DATA EXTRACT
··········

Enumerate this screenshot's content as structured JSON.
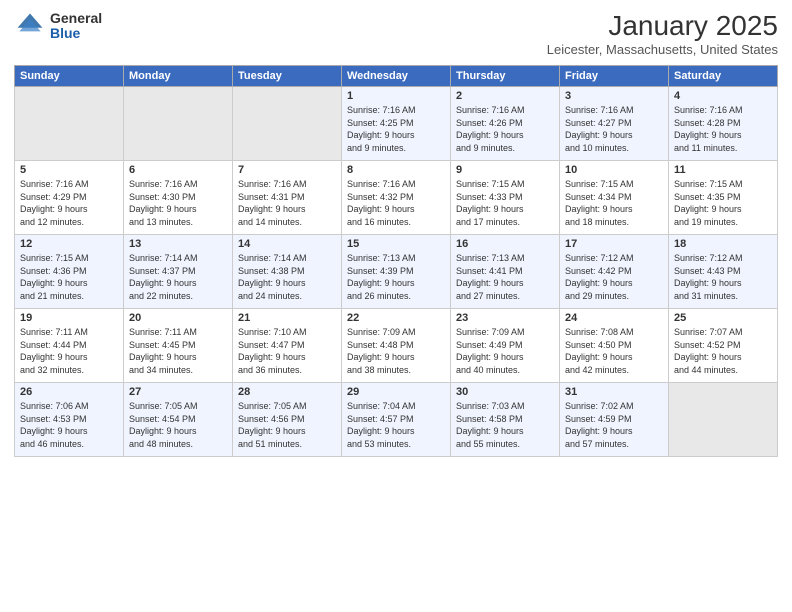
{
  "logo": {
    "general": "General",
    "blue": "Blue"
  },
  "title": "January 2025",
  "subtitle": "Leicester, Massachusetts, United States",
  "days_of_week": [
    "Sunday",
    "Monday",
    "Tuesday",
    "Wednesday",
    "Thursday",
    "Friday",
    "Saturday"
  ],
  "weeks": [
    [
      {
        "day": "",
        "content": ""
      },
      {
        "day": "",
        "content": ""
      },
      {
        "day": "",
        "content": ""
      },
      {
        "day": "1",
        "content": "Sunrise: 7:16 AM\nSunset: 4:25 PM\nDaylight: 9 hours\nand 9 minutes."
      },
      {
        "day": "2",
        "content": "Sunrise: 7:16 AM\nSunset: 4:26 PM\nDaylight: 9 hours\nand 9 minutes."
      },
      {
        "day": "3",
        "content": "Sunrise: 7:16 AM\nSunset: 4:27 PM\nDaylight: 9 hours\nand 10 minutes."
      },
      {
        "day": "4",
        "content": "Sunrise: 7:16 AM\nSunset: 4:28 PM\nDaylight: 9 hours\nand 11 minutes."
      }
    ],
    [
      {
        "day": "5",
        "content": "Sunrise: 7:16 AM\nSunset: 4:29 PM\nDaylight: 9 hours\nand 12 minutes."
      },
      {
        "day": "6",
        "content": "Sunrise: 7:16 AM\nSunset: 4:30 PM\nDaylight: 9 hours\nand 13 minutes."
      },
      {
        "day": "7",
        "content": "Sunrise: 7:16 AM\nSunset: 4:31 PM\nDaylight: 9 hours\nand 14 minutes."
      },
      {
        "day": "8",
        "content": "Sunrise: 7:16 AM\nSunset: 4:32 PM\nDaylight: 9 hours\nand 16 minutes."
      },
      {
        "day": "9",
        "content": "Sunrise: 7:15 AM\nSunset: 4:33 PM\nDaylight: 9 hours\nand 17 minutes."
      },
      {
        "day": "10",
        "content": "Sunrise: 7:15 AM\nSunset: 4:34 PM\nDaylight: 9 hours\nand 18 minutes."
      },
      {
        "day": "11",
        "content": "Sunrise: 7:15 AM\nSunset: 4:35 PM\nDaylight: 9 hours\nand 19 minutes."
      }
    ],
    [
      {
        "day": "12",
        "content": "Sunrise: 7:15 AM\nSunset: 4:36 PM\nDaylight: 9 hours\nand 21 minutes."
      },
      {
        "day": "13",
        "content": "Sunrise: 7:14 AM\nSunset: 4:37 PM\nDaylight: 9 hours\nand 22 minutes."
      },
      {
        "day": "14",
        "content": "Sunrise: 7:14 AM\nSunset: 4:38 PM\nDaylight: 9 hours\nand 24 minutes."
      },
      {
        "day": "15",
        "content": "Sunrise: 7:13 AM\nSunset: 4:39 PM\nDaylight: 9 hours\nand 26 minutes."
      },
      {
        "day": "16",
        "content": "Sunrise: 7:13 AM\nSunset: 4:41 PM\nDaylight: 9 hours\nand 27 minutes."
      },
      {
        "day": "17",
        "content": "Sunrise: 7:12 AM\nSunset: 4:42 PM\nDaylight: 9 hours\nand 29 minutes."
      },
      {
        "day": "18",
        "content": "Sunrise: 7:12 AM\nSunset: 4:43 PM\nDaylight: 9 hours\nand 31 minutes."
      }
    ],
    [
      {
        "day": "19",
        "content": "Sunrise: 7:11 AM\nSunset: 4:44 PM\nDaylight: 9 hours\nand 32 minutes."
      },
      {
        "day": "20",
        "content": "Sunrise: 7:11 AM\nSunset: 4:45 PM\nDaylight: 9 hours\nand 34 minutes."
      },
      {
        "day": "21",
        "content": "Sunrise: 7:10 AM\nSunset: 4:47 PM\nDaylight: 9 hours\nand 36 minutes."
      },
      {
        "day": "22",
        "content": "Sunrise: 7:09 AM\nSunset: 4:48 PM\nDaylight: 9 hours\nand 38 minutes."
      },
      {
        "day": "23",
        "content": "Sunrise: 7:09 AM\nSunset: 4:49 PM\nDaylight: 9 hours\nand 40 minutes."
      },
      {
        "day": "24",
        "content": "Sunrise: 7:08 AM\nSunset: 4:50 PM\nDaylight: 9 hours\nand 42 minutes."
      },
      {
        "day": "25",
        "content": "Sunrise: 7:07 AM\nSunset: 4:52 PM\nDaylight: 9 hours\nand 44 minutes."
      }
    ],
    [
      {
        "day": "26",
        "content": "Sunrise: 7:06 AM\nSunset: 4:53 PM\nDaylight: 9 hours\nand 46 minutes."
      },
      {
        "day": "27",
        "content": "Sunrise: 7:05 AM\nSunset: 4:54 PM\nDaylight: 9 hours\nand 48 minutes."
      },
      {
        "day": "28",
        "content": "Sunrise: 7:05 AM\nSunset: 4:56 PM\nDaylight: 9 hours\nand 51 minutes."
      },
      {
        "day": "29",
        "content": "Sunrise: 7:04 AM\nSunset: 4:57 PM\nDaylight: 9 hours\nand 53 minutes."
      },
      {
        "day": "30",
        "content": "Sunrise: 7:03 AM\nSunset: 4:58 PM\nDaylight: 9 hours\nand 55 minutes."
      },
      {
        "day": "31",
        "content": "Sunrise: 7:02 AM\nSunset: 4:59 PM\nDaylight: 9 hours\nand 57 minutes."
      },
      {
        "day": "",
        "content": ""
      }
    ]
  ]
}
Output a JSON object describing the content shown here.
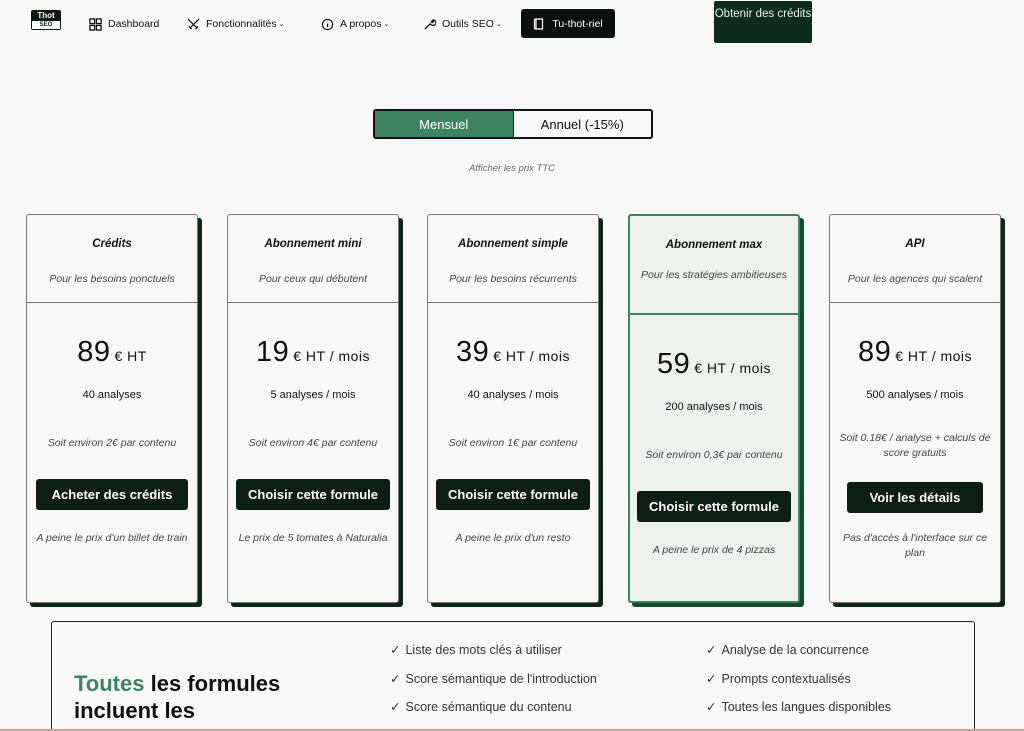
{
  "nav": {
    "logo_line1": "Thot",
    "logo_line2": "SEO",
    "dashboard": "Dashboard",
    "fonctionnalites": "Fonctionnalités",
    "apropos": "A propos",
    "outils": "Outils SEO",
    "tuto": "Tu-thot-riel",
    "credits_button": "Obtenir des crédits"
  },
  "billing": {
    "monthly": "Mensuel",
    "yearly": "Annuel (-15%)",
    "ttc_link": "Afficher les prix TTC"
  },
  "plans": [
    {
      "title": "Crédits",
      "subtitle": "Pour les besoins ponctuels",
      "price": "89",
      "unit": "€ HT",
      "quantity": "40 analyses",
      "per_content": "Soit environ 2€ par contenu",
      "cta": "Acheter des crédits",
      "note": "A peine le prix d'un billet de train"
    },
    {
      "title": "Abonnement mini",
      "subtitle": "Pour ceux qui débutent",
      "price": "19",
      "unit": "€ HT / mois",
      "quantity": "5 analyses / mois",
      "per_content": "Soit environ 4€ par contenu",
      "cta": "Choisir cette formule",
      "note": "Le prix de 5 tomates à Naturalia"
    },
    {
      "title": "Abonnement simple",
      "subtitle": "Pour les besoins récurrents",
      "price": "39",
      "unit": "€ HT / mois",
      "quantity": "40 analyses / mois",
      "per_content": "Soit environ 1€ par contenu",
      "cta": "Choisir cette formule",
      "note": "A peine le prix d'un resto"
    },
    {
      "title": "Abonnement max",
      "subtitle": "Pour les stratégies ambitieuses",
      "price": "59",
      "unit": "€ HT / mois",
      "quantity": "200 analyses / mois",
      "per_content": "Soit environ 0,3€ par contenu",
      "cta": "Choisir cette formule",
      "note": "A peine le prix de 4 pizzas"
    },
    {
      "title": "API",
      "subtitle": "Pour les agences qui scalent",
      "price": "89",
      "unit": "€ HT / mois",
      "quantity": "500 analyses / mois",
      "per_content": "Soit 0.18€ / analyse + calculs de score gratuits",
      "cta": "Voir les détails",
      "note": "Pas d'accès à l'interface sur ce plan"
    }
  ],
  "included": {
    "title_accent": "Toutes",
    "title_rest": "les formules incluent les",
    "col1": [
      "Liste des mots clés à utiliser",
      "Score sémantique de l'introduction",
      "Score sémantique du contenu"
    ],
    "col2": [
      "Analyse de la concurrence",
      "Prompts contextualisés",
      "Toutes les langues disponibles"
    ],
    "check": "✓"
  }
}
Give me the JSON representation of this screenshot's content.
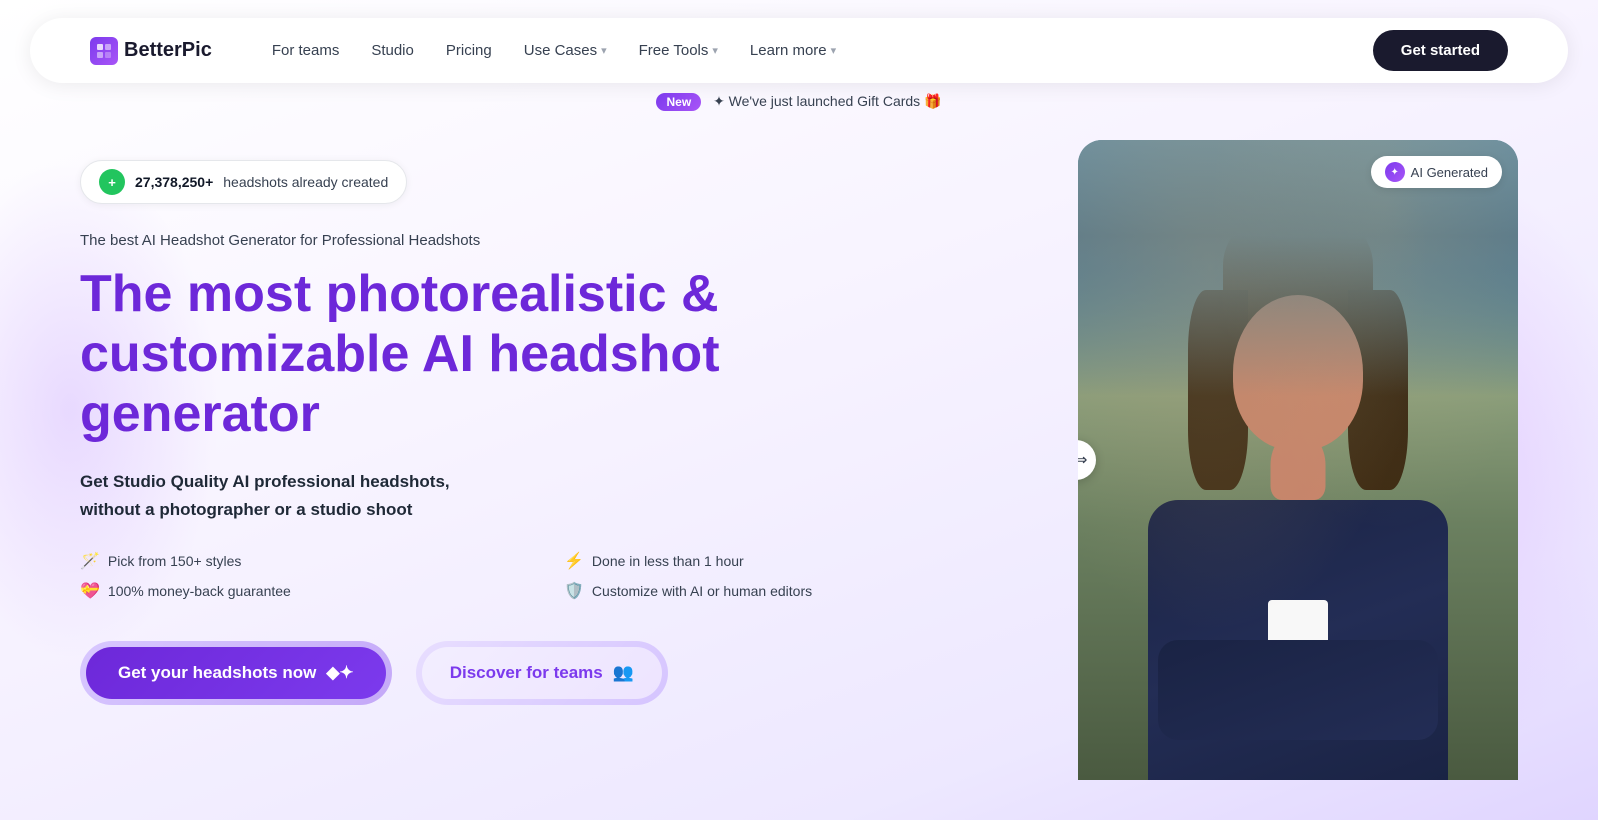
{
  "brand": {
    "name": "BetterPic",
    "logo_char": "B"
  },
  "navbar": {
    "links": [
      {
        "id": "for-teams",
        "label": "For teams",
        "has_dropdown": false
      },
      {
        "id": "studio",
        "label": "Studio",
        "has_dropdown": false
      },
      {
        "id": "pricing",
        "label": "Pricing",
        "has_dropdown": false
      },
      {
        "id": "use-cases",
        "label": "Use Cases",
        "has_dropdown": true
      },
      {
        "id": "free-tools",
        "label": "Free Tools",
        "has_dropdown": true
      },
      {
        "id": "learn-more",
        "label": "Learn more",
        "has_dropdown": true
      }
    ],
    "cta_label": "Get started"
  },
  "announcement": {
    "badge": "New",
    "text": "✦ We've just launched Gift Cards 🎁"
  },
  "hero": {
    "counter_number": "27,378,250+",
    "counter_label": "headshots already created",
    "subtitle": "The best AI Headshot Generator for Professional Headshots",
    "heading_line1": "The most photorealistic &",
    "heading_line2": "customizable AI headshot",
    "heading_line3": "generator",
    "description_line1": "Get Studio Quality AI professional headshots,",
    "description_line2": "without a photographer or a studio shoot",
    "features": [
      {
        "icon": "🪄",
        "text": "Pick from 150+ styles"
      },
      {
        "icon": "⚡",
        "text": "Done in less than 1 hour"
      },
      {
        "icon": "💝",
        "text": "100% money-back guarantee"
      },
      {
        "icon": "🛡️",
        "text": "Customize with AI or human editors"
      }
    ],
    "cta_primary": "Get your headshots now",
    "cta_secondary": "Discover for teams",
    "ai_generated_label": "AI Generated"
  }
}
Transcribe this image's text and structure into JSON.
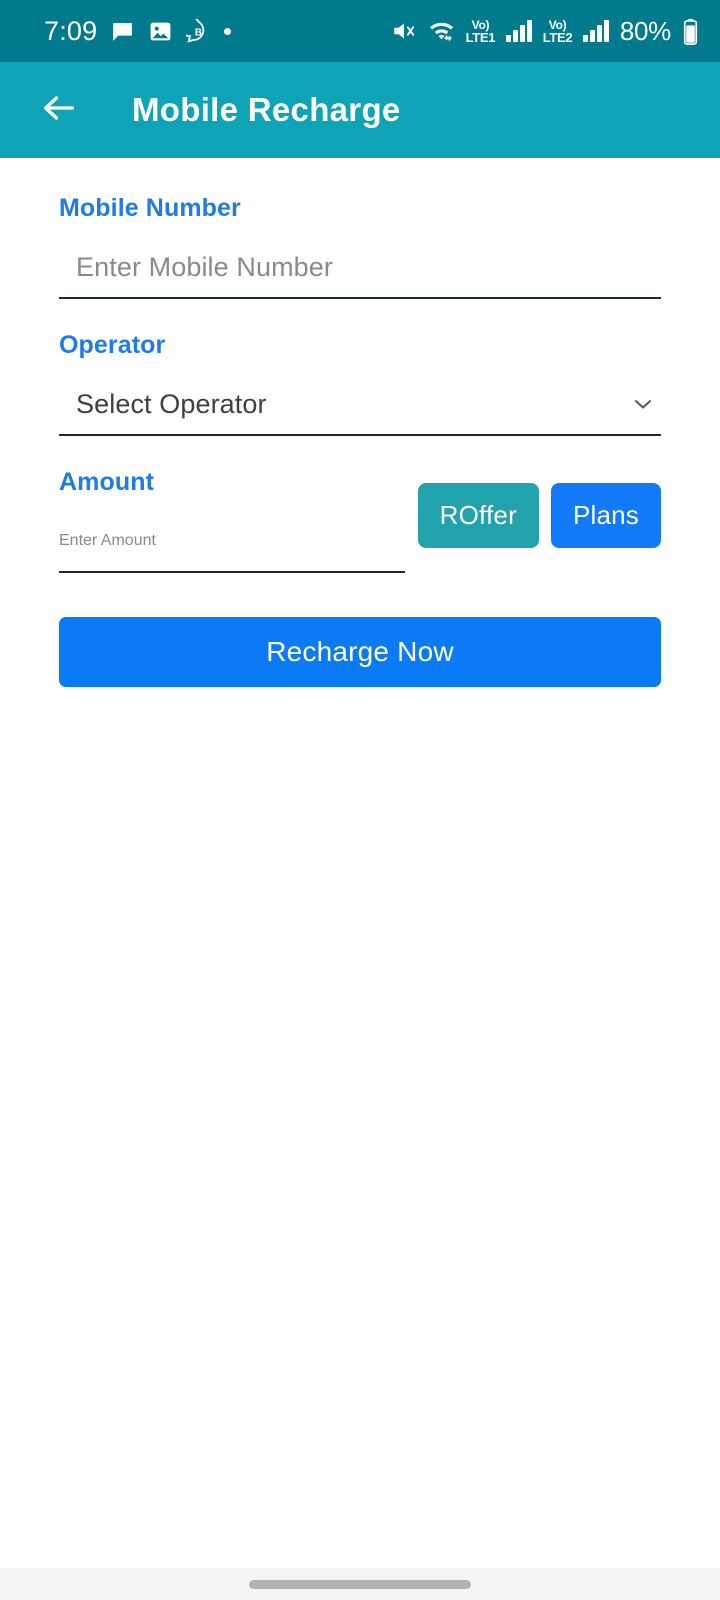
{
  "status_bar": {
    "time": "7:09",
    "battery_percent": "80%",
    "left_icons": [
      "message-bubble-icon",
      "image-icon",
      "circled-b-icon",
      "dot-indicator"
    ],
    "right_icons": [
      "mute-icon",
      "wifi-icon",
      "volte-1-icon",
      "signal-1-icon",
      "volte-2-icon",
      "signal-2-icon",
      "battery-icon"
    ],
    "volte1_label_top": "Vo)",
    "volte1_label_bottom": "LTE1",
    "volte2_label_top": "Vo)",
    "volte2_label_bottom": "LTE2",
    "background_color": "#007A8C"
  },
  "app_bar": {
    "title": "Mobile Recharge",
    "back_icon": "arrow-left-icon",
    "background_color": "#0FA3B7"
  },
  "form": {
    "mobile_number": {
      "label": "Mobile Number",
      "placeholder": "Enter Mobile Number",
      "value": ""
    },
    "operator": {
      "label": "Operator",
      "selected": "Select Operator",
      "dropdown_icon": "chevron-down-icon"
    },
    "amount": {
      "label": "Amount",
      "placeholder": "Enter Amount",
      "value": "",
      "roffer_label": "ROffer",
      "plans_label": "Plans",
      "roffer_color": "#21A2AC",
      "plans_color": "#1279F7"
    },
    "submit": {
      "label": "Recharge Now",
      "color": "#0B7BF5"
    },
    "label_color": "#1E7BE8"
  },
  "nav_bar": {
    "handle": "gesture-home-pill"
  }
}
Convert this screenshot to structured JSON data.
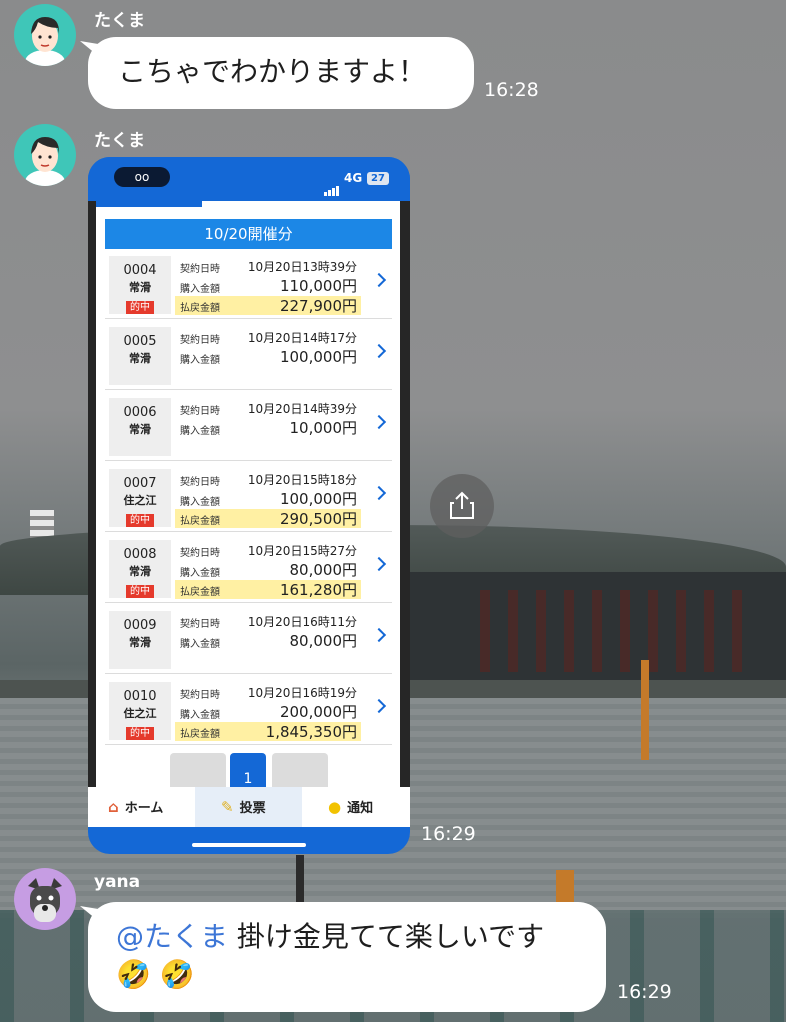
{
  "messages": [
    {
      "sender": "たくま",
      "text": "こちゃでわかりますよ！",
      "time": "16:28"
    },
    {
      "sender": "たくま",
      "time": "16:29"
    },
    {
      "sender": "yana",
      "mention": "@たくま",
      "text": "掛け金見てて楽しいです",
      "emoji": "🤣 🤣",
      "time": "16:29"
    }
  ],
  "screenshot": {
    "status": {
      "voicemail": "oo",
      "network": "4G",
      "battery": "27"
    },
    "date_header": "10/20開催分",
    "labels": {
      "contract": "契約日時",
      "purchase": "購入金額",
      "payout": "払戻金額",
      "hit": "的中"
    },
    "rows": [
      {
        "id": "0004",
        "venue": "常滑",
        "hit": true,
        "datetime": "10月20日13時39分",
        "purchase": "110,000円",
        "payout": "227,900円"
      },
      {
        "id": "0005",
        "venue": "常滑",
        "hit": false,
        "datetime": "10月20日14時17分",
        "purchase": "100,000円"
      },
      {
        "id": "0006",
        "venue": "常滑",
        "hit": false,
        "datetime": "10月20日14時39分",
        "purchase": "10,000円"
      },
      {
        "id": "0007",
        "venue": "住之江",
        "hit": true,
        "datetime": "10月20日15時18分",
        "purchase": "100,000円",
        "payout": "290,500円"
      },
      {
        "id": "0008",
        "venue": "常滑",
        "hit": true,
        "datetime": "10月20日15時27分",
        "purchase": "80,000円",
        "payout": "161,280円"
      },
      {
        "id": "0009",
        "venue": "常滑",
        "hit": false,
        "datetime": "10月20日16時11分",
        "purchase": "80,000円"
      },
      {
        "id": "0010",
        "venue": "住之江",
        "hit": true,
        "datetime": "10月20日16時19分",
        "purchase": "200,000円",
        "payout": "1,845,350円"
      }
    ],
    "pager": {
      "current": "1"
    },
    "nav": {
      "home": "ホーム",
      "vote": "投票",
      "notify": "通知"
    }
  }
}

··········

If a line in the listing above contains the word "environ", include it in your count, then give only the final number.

SOLVED EXERCISE
4